Also, in this stack of papers was a talk printed out by Sister Juli B. Beck entitled, "Mothers Who Know". If you go to Juli's blog you will notice the title of her blog is "A Mother Who Knows". A couple of pages into her blog, you will also find this post where she writes about become a mother who knows. If you go to her Twitter page, you will notice her Twitter name is Mother Who Knows. With all of these things staring me in the face, I am ashamed to admit that I never went and read the actual talk until it was in my hand this afternoon.
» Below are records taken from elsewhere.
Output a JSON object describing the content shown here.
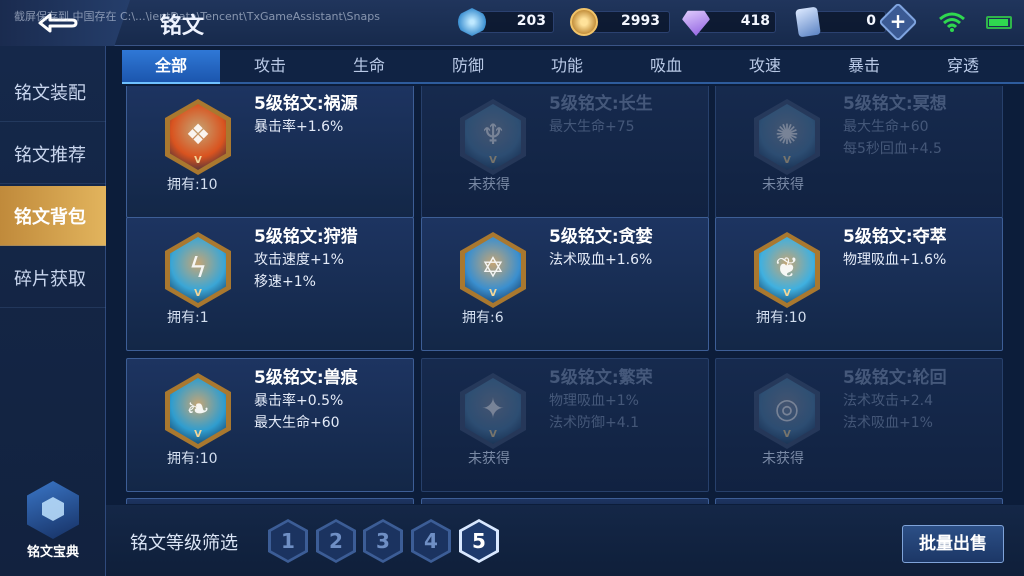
{
  "header": {
    "path_text": "截屏保存到 中国存在 C:\\...\\ientData\\Tencent\\TxGameAssistant\\Snaps",
    "title": "铭文",
    "resources": [
      {
        "icon": "blue-crystal-icon",
        "value": "203",
        "color": "#5fb6ea"
      },
      {
        "icon": "gold-coin-icon",
        "value": "2993",
        "color": "#d9a441"
      },
      {
        "icon": "purple-diamond-icon",
        "value": "418",
        "color": "#b58cf2"
      },
      {
        "icon": "inscription-card-icon",
        "value": "0",
        "color": "#8fb4e6"
      }
    ],
    "plus_label": "+"
  },
  "sidebar": {
    "items": [
      {
        "label": "铭文装配",
        "active": false
      },
      {
        "label": "铭文推荐",
        "active": false
      },
      {
        "label": "铭文背包",
        "active": true
      },
      {
        "label": "碎片获取",
        "active": false
      }
    ],
    "codex_label": "铭文宝典"
  },
  "tabs": [
    "全部",
    "攻击",
    "生命",
    "防御",
    "功能",
    "吸血",
    "攻速",
    "暴击",
    "穿透"
  ],
  "cards": [
    {
      "name": "5级铭文:祸源",
      "stats": [
        "暴击率+1.6%"
      ],
      "own": "拥有:10",
      "locked": false,
      "color": "#d9531f",
      "symbol": "❖"
    },
    {
      "name": "5级铭文:长生",
      "stats": [
        "最大生命+75"
      ],
      "own": "未获得",
      "locked": true,
      "color": "#4c7ea6",
      "symbol": "♆"
    },
    {
      "name": "5级铭文:冥想",
      "stats": [
        "最大生命+60",
        "每5秒回血+4.5"
      ],
      "own": "未获得",
      "locked": true,
      "color": "#4c7ea6",
      "symbol": "✺"
    },
    {
      "name": "5级铭文:狩猎",
      "stats": [
        "攻击速度+1%",
        "移速+1%"
      ],
      "own": "拥有:1",
      "locked": false,
      "color": "#3aa6d6",
      "symbol": "ϟ"
    },
    {
      "name": "5级铭文:贪婪",
      "stats": [
        "法术吸血+1.6%"
      ],
      "own": "拥有:6",
      "locked": false,
      "color": "#3a8fcf",
      "symbol": "✡"
    },
    {
      "name": "5级铭文:夺萃",
      "stats": [
        "物理吸血+1.6%"
      ],
      "own": "拥有:10",
      "locked": false,
      "color": "#3fb0e0",
      "symbol": "❦"
    },
    {
      "name": "5级铭文:兽痕",
      "stats": [
        "暴击率+0.5%",
        "最大生命+60"
      ],
      "own": "拥有:10",
      "locked": false,
      "color": "#2f9dcf",
      "symbol": "❧"
    },
    {
      "name": "5级铭文:繁荣",
      "stats": [
        "物理吸血+1%",
        "法术防御+4.1"
      ],
      "own": "未获得",
      "locked": true,
      "color": "#4c7ea6",
      "symbol": "✦"
    },
    {
      "name": "5级铭文:轮回",
      "stats": [
        "法术攻击+2.4",
        "法术吸血+1%"
      ],
      "own": "未获得",
      "locked": true,
      "color": "#4c7ea6",
      "symbol": "◎"
    }
  ],
  "level_suffix": "V",
  "bottom": {
    "filter_label": "铭文等级筛选",
    "levels": [
      "1",
      "2",
      "3",
      "4",
      "5"
    ],
    "active_level": "5",
    "sell_label": "批量出售"
  }
}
I wish I would've read it sooner because it really helped me and I now have a new goal...to become a mother who knows. I am going to do a 7 part series, focusing on each point of Sister Beck's talk individually because each deserves their own post. I hope you will join me in learning about how to be a mother who knows. And please, go read Sister Beck's talk.
Mothers Who Know Bear Children
"Mothers who know desire to bear children. Whereas in many cultures in the world children are “becoming less valued,”2 in the culture of the gospel we still believe in having children. Prophets, seers, and revelators who were sustained at this conference have declared that “God’s commandment for His children to multiply and replenish the earth remains in force.”3 President Ezra Taft Benson taught that young couples should not postpone having children and that “in the eternal perspective, children—not possessions, not position, not prestige—are our greatest jewels.”4
Faithful daughters of God desire children. In the scriptures we read of Eve (see Moses 4:26), Sarah (see Genesis 17:16), Rebekah (see Genesis 24:60), and Mary (see 1 Nephi 11:13–20), who were foreordained to be mothers before children were born to them. Some women are not given the responsibility of bearing children in mortality, but just as Hannah of the Old Testament prayed fervently for her child (see 1 Samuel 1:11), the value women place on motherhood in this life and the attributes of motherhood they attain here will rise with them in the Resurrection (see D&C 130:18). Women who desire and work toward that blessing in this life are promised they will receive it for all eternity, and eternity is much, much longer than mortality. There is eternal influence and power in motherhood."
This first part of the series will probably be the easiest for me. I am already a mother who wants to bear children. But I believe that this means more than just getting pregnant over and over again.
I believe that being a mother who wants to bear children also means that we want the best for the children we bear. Getting pregnant in itself is a miracle and is the starting point but it cannot end with the bearing of our children. We need to bear our children, knowing we are going to do everything in our power to help them in this life.
As mothers who know, we cannot ever give up. As President Benson said, "children...are our greatest jewels." They need to be treated as the special individuals that they are. And we should never become stagnant. Even if we think we are doing everything right as a mother, there will always be more to learn. We need to be teaching our children daily and focusing on the children we have, even if we are waiting to bear more. To me, this means more playtime with them and less computer and cleaning time. I also believe it means that after they are in bed, I am still trying to better myself as a mother. This week, I have started studying the scriptures personally, which is something I haven't done in a long time. But I have noticed a patience with my children that I didn't have before.
We need to have the desire to have children but we also need to have the desire to raise those children throughout all eternity. Once we are mothers, we are always mothers. The choice we make to bear children is one of the biggest and most rewarding decisions we will ever make.
I hope you will join me in studying this talk by Sister Beck. I know it can help me become a better mother to my children, which is what I strive for daily. I know I will never be perfect but I can always be doing better.
And that's how Suze sees it.